YOUR TASK >> Your output should match the listing below word for word, without any images.

··· MATERIAL TO PROCESS ···

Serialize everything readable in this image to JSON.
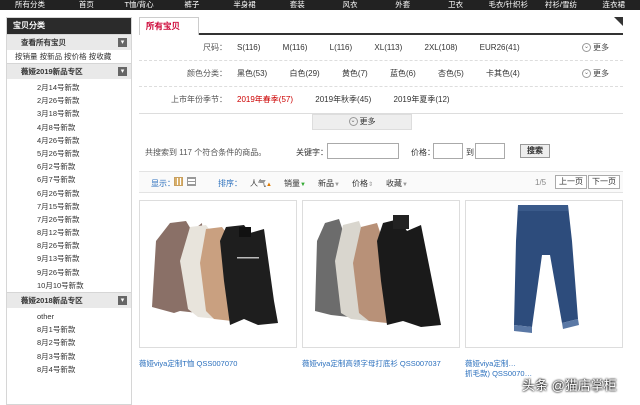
{
  "nav": {
    "items": [
      "所有分类",
      "首页",
      "T恤/背心",
      "裤子",
      "半身裙",
      "套装",
      "风衣",
      "外套",
      "卫衣",
      "毛衣/针织衫",
      "衬衫/雪纺",
      "连衣裙"
    ]
  },
  "sidebar": {
    "title": "宝贝分类",
    "view_all": "查看所有宝贝",
    "sort_links": "按销量  按新品  按价格  按收藏",
    "group1": {
      "title": "薇娅2019新品专区",
      "items": [
        "2月14号新款",
        "2月26号新款",
        "3月18号新款",
        "4月8号新款",
        "4月26号新款",
        "5月26号新款",
        "6月2号新款",
        "6月7号新款",
        "6月26号新款",
        "7月15号新款",
        "7月26号新款",
        "8月12号新款",
        "8月26号新款",
        "9月13号新款",
        "9月26号新款",
        "10月10号新款"
      ]
    },
    "group2": {
      "title": "薇娅2018新品专区",
      "items": [
        "other",
        "8月1号新款",
        "8月2号新款",
        "8月3号新款",
        "8月4号新款"
      ]
    },
    "toggle_glyph": "▾"
  },
  "main": {
    "tab_title": "所有宝贝",
    "filters": [
      {
        "label": "尺码：",
        "values": [
          "S(116)",
          "M(116)",
          "L(116)",
          "XL(113)",
          "2XL(108)",
          "EUR26(41)"
        ],
        "more": "更多"
      },
      {
        "label": "颜色分类：",
        "values": [
          "黑色(53)",
          "白色(29)",
          "黄色(7)",
          "蓝色(6)",
          "杏色(5)",
          "卡其色(4)"
        ],
        "more": "更多"
      },
      {
        "label": "上市年份季节：",
        "values": [
          "2019年春季(57)",
          "2019年秋季(45)",
          "2019年夏季(12)"
        ],
        "more": ""
      }
    ],
    "more_button": "更多",
    "search": {
      "count_text": "共搜索到 117 个符合条件的商品。",
      "keyword_label": "关键字：",
      "price_label": "价格：",
      "to": "到",
      "button": "搜索"
    },
    "sortbar": {
      "display_label": "显示：",
      "sort_label": "排序：",
      "options": [
        "人气",
        "销量",
        "新品",
        "价格",
        "收藏"
      ],
      "page_info": "1/5",
      "prev": "上一页",
      "next": "下一页"
    },
    "products": [
      {
        "name": "薇娅viya定制T恤 QSS007070",
        "name2": ""
      },
      {
        "name": "薇娅viya定制高领字母打底衫 QSS007037",
        "name2": ""
      },
      {
        "name": "薇娅viya定制…",
        "name2": "抓毛款) QSS0070…"
      }
    ]
  },
  "watermark": "头条 @猫店掌柜",
  "colors": {
    "nav_bg": "#222222",
    "accent_red": "#cc0033",
    "link_blue": "#2a6fbd"
  }
}
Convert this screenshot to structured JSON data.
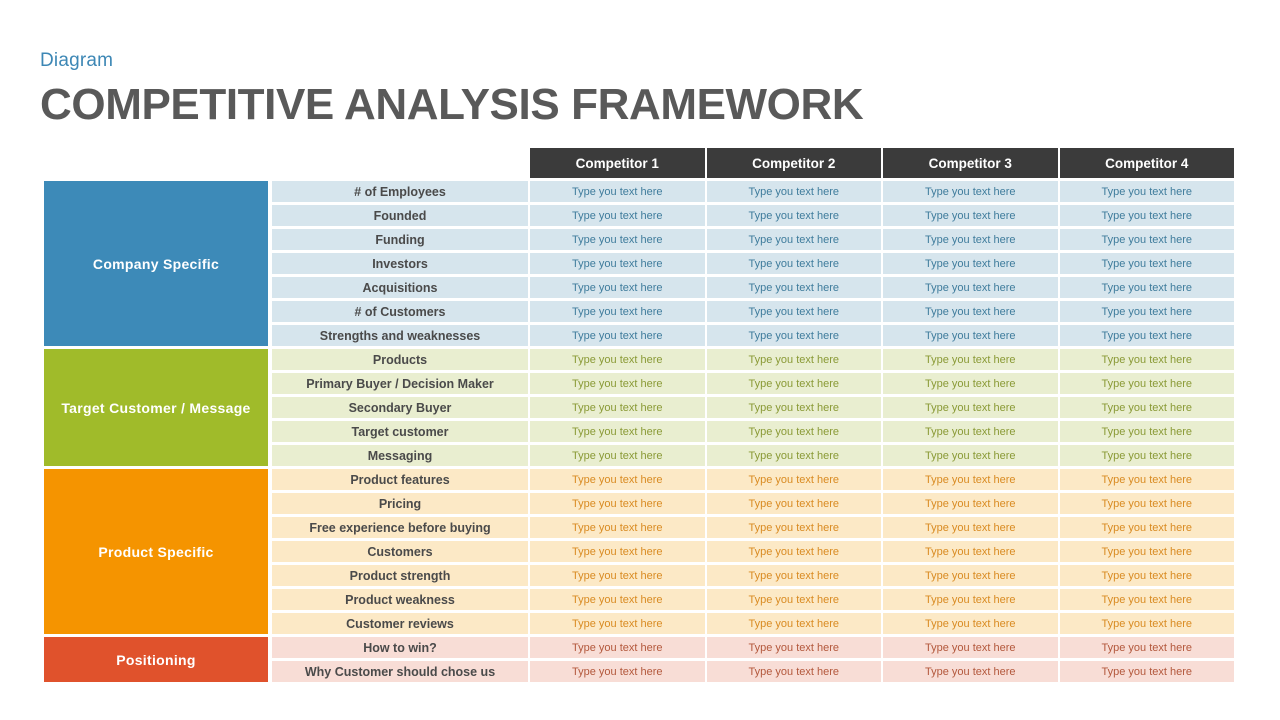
{
  "header": {
    "kicker": "Diagram",
    "title": "COMPETITIVE ANALYSIS FRAMEWORK"
  },
  "table": {
    "placeholder": "Type you text here",
    "columns": [
      {
        "label": "Competitor 1"
      },
      {
        "label": "Competitor 2"
      },
      {
        "label": "Competitor 3"
      },
      {
        "label": "Competitor 4"
      }
    ],
    "colors": {
      "company_specific": "#3d8ab8",
      "target_customer": "#a0bb2a",
      "product_specific": "#f59400",
      "positioning": "#e0522c",
      "header": "#3b3b3b",
      "company_specific_tint": "#d6e5ed",
      "target_customer_tint": "#e9eed0",
      "product_specific_tint": "#fce9c6",
      "positioning_tint": "#f8ddd6"
    },
    "sections": [
      {
        "category": "Company Specific",
        "theme": "blue",
        "rows": [
          "# of Employees",
          "Founded",
          "Funding",
          "Investors",
          "Acquisitions",
          "# of Customers",
          "Strengths and weaknesses"
        ]
      },
      {
        "category": "Target Customer  /  Message",
        "theme": "green",
        "rows": [
          "Products",
          "Primary Buyer / Decision Maker",
          "Secondary Buyer",
          "Target customer",
          "Messaging"
        ]
      },
      {
        "category": "Product Specific",
        "theme": "orange",
        "rows": [
          "Product features",
          "Pricing",
          "Free experience before buying",
          "Customers",
          "Product strength",
          "Product weakness",
          "Customer reviews"
        ]
      },
      {
        "category": "Positioning",
        "theme": "red",
        "rows": [
          "How to win?",
          "Why Customer should chose us"
        ]
      }
    ]
  }
}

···

THE ANSWER >>
Serialize everything readable in this image to JSON.
{
  "nav": {
    "items": [
      "所有分类",
      "首页",
      "T恤/背心",
      "裤子",
      "半身裙",
      "套装",
      "风衣",
      "外套",
      "卫衣",
      "毛衣/针织衫",
      "衬衫/雪纺",
      "连衣裙"
    ]
  },
  "sidebar": {
    "title": "宝贝分类",
    "view_all": "查看所有宝贝",
    "sort_links": "按销量  按新品  按价格  按收藏",
    "group1": {
      "title": "薇娅2019新品专区",
      "items": [
        "2月14号新款",
        "2月26号新款",
        "3月18号新款",
        "4月8号新款",
        "4月26号新款",
        "5月26号新款",
        "6月2号新款",
        "6月7号新款",
        "6月26号新款",
        "7月15号新款",
        "7月26号新款",
        "8月12号新款",
        "8月26号新款",
        "9月13号新款",
        "9月26号新款",
        "10月10号新款"
      ]
    },
    "group2": {
      "title": "薇娅2018新品专区",
      "items": [
        "other",
        "8月1号新款",
        "8月2号新款",
        "8月3号新款",
        "8月4号新款"
      ]
    },
    "toggle_glyph": "▾"
  },
  "main": {
    "tab_title": "所有宝贝",
    "filters": [
      {
        "label": "尺码：",
        "values": [
          "S(116)",
          "M(116)",
          "L(116)",
          "XL(113)",
          "2XL(108)",
          "EUR26(41)"
        ],
        "more": "更多"
      },
      {
        "label": "颜色分类：",
        "values": [
          "黑色(53)",
          "白色(29)",
          "黄色(7)",
          "蓝色(6)",
          "杏色(5)",
          "卡其色(4)"
        ],
        "more": "更多"
      },
      {
        "label": "上市年份季节：",
        "values": [
          "2019年春季(57)",
          "2019年秋季(45)",
          "2019年夏季(12)"
        ],
        "more": ""
      }
    ],
    "more_button": "更多",
    "search": {
      "count_text": "共搜索到 117 个符合条件的商品。",
      "keyword_label": "关键字：",
      "price_label": "价格：",
      "to": "到",
      "button": "搜索"
    },
    "sortbar": {
      "display_label": "显示：",
      "sort_label": "排序：",
      "options": [
        "人气",
        "销量",
        "新品",
        "价格",
        "收藏"
      ],
      "page_info": "1/5",
      "prev": "上一页",
      "next": "下一页"
    },
    "products": [
      {
        "name": "薇娅viya定制T恤 QSS007070",
        "name2": ""
      },
      {
        "name": "薇娅viya定制高领字母打底衫 QSS007037",
        "name2": ""
      },
      {
        "name": "薇娅viya定制…",
        "name2": "抓毛款) QSS0070…"
      }
    ]
  },
  "watermark": "头条 @猫店掌柜",
  "colors": {
    "nav_bg": "#222222",
    "accent_red": "#cc0033",
    "link_blue": "#2a6fbd"
  }
}
Convert this screenshot to structured JSON data.
{
  "header": {
    "kicker": "Diagram",
    "title": "COMPETITIVE ANALYSIS FRAMEWORK"
  },
  "table": {
    "placeholder": "Type you text here",
    "columns": [
      {
        "label": "Competitor 1"
      },
      {
        "label": "Competitor 2"
      },
      {
        "label": "Competitor 3"
      },
      {
        "label": "Competitor 4"
      }
    ],
    "colors": {
      "company_specific": "#3d8ab8",
      "target_customer": "#a0bb2a",
      "product_specific": "#f59400",
      "positioning": "#e0522c",
      "header": "#3b3b3b",
      "company_specific_tint": "#d6e5ed",
      "target_customer_tint": "#e9eed0",
      "product_specific_tint": "#fce9c6",
      "positioning_tint": "#f8ddd6"
    },
    "sections": [
      {
        "category": "Company Specific",
        "theme": "blue",
        "rows": [
          "# of Employees",
          "Founded",
          "Funding",
          "Investors",
          "Acquisitions",
          "# of Customers",
          "Strengths and weaknesses"
        ]
      },
      {
        "category": "Target Customer  /  Message",
        "theme": "green",
        "rows": [
          "Products",
          "Primary Buyer / Decision Maker",
          "Secondary Buyer",
          "Target customer",
          "Messaging"
        ]
      },
      {
        "category": "Product Specific",
        "theme": "orange",
        "rows": [
          "Product features",
          "Pricing",
          "Free experience before buying",
          "Customers",
          "Product strength",
          "Product weakness",
          "Customer reviews"
        ]
      },
      {
        "category": "Positioning",
        "theme": "red",
        "rows": [
          "How to win?",
          "Why Customer should chose us"
        ]
      }
    ]
  }
}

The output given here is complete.